*Task objective*:
Work through the data below and give the number of lines holding "JSON", nothing more.
Task input START
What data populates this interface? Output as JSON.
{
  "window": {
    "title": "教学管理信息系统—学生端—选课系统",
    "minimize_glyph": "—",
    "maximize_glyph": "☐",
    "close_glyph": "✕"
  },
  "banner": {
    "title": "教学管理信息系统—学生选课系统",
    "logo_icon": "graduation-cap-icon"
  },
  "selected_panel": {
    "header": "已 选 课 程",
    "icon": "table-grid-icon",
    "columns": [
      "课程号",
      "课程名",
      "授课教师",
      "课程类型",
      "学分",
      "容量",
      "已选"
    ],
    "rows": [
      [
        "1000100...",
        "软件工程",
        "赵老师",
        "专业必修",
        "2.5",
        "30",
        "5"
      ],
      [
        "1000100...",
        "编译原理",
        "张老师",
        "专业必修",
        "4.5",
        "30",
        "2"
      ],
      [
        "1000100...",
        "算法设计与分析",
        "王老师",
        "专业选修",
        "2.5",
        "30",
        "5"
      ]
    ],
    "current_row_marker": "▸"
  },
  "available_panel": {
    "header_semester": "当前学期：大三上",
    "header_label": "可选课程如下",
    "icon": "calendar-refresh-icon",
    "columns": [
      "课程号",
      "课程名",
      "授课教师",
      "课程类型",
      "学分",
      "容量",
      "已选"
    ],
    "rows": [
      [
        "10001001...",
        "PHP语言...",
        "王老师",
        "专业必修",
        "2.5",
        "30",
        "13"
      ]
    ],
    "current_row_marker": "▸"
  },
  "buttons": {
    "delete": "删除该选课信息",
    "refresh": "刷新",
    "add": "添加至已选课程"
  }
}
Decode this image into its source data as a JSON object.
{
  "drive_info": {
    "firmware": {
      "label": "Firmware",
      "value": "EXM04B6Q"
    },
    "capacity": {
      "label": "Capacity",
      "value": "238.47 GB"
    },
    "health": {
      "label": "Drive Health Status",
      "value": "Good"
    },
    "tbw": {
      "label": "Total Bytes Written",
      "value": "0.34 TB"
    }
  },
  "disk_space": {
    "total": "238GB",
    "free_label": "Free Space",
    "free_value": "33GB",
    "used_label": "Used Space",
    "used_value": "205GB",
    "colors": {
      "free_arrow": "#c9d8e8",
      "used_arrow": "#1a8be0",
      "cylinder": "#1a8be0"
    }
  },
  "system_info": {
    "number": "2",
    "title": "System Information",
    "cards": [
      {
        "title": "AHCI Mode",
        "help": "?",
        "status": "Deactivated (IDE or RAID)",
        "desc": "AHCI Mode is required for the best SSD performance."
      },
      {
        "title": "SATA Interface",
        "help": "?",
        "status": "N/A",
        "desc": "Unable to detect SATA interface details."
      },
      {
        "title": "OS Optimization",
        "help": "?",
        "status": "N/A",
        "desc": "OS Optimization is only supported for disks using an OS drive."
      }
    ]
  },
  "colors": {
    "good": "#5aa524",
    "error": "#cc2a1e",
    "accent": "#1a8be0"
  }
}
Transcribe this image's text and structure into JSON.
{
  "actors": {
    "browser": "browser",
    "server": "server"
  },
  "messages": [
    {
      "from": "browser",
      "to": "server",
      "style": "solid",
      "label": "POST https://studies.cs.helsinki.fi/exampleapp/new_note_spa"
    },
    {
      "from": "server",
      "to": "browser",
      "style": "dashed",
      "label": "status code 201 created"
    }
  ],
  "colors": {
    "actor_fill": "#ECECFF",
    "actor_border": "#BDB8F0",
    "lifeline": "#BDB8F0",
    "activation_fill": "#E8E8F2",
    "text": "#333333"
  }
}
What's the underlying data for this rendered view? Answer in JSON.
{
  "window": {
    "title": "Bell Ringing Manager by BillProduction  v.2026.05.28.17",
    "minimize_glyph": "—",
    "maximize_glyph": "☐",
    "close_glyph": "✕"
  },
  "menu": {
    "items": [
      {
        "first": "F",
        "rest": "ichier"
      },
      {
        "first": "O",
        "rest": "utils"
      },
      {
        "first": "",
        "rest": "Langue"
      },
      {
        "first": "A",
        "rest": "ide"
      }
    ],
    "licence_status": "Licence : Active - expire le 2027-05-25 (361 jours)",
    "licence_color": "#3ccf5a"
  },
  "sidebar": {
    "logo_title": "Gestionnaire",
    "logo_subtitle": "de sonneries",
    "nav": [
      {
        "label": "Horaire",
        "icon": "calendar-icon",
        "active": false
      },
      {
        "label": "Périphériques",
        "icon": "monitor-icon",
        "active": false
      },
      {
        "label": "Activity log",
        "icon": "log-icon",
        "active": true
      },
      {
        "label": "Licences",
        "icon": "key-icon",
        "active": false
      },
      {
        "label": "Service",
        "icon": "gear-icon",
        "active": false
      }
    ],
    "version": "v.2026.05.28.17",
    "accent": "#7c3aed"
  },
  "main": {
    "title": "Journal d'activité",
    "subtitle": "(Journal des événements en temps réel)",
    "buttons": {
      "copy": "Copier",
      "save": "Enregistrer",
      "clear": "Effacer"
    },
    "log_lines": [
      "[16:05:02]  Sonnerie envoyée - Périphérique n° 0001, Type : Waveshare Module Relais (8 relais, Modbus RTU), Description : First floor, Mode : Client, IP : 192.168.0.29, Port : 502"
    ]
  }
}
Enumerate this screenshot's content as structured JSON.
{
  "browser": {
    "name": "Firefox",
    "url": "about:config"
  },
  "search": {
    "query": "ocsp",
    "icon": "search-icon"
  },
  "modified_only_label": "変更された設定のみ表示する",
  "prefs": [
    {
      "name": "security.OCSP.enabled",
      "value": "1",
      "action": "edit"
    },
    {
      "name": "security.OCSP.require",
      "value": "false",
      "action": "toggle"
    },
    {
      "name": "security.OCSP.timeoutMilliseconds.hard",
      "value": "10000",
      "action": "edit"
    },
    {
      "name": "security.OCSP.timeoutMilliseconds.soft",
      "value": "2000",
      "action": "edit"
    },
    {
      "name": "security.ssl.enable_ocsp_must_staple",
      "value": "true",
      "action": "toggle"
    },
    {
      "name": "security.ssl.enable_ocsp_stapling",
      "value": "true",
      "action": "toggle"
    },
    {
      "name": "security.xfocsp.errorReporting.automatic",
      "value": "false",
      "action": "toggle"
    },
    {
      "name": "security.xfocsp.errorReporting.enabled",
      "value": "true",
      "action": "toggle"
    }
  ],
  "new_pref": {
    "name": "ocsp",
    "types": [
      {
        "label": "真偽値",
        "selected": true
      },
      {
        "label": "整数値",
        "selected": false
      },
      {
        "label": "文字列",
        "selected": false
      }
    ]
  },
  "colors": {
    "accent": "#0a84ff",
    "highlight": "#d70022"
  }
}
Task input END
*Answer below*:
5